Before Tolzien started in 2017, Luck had been the Week 1 starter in 2012, 2013, 2014, 2015 and 2016. Colts legend Peyton Manning, by the way, started every Week 1 from 1998 (his rookie season) through 2010. The Week 1 starter in 2011 was Kerry Collins.
Debuts for Manning and Luck
It’s hard to know what to expect from Anthony Richardson when he makes his first career NFL start for the Colts on Sunday.
After riding the quarterback carousel for years, the Colts hope the talented rookie is a long-term solution who will provide stability at the position for years to come.
The fourth overall pick of the 2023 NFL Draft is the latest franchise quarterback taken by the Colts in the first round.
How did the other guys do? Let’s take a look.
Peyton Manning: Sept. 6, 1998
Manning brought a great college career, a keen mind and an NFL pedigree to the Colts when the team made him the first overall pick of the 1998 NFL Draft.
Manning’s debut came in a home game at the RCA Dome against Dan Marino and the Miami Dolphins. This was before NFL realignment, making this a divisional game between AFC East foes. While the score didn’t look that bad (24-15), it was a rough start for Manning.

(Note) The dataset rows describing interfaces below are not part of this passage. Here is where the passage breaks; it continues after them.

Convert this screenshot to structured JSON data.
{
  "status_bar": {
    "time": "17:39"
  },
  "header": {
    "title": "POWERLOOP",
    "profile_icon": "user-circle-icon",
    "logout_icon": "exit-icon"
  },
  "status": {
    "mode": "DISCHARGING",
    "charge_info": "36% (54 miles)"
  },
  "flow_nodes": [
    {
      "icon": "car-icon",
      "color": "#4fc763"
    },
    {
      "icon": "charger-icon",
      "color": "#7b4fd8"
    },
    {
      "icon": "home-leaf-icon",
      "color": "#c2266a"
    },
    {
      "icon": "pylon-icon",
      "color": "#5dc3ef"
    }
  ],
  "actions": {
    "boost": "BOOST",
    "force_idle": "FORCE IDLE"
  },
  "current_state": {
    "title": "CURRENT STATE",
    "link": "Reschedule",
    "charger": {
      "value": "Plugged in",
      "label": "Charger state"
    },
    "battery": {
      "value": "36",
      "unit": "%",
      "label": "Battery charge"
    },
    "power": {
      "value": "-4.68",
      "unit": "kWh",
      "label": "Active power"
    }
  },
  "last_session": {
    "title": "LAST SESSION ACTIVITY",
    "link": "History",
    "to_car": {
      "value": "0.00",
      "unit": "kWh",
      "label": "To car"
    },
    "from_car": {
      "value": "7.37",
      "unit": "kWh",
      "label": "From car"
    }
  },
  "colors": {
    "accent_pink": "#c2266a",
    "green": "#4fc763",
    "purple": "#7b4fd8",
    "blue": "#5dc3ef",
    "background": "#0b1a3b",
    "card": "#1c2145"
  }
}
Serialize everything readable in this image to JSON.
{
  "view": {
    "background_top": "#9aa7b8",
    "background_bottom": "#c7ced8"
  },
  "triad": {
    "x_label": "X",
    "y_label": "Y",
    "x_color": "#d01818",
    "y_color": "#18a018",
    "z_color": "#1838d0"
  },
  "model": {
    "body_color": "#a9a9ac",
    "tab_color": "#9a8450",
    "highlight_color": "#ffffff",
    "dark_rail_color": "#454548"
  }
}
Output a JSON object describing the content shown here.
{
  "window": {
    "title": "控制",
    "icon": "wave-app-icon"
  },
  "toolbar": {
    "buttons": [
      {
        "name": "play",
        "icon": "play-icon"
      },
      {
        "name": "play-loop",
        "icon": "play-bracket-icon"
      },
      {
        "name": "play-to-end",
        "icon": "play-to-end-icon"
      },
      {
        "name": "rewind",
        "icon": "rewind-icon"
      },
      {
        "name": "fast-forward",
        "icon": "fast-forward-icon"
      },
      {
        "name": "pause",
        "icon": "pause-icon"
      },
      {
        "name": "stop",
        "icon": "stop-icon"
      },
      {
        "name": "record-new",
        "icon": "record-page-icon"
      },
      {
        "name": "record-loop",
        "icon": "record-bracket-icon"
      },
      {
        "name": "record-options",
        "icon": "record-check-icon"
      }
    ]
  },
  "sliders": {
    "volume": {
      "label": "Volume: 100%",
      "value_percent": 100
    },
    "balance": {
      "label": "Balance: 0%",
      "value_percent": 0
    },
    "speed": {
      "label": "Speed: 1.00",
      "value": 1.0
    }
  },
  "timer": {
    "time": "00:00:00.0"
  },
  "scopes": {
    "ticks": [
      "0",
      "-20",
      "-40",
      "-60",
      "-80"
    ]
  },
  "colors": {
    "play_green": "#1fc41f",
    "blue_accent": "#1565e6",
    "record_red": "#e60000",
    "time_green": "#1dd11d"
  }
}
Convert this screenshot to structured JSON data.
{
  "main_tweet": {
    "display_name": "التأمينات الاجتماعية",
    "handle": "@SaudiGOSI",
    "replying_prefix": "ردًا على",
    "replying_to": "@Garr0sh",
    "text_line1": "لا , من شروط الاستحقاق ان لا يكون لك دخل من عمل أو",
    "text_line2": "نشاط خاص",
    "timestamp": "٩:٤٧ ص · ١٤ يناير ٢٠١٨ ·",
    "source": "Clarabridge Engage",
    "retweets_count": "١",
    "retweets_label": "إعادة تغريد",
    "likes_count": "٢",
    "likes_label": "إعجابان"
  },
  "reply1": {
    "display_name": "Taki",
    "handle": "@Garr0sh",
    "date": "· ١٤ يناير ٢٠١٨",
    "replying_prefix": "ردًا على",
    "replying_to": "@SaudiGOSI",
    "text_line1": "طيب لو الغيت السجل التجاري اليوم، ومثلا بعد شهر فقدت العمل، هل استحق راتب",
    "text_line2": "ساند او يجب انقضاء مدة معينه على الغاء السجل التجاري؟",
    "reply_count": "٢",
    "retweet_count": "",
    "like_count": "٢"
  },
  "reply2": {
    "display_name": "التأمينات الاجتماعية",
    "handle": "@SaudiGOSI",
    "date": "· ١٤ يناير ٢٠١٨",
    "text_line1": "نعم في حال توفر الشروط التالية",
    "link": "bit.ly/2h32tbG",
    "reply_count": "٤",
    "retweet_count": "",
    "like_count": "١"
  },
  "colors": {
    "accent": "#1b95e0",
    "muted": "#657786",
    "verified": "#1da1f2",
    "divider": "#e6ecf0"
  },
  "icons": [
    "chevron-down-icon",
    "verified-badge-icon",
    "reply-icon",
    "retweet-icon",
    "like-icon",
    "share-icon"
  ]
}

The rookie went 21-37 for 302 yards and a touchdown. He threw three interceptions and endured four sacks.
Late in the game, Manning threw an interception to Miami’s Terrell Buckley, who returned it 21 yards for a touchdown to make it 24-9.
Manning responded by scoring a touchdown on the final drive of his NFL debut, hitting Marvin Harrison (who else?) for a six-yard score as the clock ticked down.
Andrew Luck: Sept. 9, 2012
Luck had big shoes to fill when the Colts decided to part ways with Manning and made him the first overall pick of the 2012 NFL Draft.
Like Manning, Luck brought a wealth of college experience and an NFL pedigree to the franchise. He combined that with next-level football IQ and athleticism.
Luck made his first NFL start against Jay Cutler and the Chicago Bears at Soldier Field.
From a statistical standpoint, Luck’s debut looked quite a bit like Manning’s: 23-45 for 309 yards, a touchdown and three interceptions. He was sacked three times and lost a fumble.
Like Manning, Luck also threw his first career touchdown pass in the fourth quarter, although it wasn’t a beat-the-clock affair. Trailing 34-14 with about 10:30 left in the game, Luck hit Donnie Avery for a four-yard touchdown to make it 34-21.
The Bears added another score a few minutes later to make it 41-21, the final score.